[Page and application data records]
::::::

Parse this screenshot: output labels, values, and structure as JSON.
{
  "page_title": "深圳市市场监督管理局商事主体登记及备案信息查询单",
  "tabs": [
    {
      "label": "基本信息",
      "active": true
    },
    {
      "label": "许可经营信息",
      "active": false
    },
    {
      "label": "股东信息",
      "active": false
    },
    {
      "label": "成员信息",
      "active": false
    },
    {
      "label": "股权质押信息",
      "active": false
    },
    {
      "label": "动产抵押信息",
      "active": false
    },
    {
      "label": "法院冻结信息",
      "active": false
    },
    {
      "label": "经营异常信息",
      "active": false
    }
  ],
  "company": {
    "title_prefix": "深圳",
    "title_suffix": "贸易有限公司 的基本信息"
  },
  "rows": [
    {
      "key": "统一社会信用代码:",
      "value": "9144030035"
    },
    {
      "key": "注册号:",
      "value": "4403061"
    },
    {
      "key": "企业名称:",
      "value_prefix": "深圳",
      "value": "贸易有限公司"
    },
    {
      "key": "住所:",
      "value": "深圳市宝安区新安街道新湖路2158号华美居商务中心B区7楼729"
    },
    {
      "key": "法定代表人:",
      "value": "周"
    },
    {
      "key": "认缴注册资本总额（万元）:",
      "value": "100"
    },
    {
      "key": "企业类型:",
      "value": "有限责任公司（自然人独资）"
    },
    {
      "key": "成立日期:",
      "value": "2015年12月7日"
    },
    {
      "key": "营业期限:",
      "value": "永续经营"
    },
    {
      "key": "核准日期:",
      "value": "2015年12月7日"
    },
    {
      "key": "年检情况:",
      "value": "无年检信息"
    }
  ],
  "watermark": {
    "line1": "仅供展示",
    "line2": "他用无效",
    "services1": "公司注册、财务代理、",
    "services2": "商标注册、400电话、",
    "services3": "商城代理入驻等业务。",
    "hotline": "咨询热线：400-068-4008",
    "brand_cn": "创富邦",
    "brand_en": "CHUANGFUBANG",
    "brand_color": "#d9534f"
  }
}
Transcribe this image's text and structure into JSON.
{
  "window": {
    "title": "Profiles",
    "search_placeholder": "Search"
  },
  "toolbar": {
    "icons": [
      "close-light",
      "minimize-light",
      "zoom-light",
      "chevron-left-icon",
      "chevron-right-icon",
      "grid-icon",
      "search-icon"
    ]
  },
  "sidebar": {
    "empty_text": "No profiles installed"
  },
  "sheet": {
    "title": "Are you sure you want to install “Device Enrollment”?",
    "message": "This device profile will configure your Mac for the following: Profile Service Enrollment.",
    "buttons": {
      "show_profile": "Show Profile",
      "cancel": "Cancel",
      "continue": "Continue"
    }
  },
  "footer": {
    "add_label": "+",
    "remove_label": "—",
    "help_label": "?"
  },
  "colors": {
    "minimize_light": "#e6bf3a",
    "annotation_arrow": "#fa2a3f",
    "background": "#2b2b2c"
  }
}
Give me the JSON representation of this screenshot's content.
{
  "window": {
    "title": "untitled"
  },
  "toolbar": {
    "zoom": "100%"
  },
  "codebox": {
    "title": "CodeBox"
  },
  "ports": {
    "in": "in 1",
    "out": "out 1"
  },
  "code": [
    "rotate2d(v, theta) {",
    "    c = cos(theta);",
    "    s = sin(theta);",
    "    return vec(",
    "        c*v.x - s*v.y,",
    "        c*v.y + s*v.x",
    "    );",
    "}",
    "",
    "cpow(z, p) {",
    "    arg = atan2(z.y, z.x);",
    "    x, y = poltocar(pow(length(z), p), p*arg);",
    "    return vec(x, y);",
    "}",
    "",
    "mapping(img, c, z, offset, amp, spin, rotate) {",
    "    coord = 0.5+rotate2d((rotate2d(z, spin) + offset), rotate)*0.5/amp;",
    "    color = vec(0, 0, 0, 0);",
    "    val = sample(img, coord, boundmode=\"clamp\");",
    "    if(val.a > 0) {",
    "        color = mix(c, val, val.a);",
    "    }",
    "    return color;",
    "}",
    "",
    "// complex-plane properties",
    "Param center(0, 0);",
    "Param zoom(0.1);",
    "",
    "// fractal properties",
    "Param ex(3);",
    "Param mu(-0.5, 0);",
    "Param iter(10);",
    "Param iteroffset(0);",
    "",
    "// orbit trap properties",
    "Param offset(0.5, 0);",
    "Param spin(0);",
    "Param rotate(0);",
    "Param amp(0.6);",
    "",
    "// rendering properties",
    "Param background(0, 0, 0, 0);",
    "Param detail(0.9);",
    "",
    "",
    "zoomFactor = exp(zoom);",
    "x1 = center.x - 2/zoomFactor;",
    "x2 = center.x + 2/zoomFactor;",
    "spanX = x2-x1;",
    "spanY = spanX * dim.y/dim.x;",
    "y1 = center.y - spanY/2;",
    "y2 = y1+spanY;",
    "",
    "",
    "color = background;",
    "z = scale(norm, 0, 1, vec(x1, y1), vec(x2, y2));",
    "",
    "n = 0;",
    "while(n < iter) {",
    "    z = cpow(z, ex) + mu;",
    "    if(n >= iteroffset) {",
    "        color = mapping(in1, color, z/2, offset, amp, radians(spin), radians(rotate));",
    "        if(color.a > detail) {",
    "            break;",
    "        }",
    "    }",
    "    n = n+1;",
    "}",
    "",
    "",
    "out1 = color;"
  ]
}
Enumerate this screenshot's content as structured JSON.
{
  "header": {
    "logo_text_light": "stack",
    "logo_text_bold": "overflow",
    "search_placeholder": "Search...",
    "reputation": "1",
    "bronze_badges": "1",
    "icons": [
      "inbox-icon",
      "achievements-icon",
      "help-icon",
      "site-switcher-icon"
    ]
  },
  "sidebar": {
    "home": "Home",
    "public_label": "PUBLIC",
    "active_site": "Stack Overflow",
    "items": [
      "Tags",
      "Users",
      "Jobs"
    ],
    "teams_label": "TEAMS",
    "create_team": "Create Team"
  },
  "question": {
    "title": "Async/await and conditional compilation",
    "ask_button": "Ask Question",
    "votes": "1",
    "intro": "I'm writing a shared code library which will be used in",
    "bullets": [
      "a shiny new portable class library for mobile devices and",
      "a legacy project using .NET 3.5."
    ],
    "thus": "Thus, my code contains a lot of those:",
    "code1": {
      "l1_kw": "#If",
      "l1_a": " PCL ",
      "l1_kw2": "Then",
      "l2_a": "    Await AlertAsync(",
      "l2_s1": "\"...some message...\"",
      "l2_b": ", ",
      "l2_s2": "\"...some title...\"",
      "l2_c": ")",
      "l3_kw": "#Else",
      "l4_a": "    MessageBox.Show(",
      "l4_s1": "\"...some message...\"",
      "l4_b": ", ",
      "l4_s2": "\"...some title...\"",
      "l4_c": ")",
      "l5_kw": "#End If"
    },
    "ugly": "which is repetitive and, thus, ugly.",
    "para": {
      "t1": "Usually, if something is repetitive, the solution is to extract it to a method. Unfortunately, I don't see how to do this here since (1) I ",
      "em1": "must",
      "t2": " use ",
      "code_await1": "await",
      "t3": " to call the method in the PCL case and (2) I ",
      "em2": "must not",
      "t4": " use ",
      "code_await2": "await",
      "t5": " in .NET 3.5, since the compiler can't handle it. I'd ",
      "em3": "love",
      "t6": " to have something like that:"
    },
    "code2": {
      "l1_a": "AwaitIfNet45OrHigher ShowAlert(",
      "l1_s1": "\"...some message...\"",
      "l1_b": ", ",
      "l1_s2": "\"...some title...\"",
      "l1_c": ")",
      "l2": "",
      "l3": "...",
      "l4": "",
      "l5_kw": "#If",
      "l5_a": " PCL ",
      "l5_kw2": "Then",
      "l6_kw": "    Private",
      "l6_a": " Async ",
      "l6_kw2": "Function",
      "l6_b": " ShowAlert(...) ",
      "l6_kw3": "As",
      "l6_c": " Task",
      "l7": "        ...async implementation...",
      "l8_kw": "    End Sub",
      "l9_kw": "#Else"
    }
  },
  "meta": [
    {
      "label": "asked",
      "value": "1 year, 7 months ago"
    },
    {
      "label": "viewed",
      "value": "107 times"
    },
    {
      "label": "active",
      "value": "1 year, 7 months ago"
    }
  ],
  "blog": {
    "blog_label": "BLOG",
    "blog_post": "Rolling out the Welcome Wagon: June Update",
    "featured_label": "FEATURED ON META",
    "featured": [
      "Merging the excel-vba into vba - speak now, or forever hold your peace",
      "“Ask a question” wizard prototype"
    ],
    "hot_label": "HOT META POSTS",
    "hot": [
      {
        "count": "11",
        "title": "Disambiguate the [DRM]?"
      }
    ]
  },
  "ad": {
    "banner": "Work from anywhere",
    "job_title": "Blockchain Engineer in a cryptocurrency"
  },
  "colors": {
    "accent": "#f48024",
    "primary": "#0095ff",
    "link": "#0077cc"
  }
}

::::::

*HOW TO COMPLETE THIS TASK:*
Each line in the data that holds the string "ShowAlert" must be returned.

*EXPECTED OUTPUT:*
      "l1_a": "AwaitIfNet45OrHigher ShowAlert(",
      "l6_b": " ShowAlert(...) ",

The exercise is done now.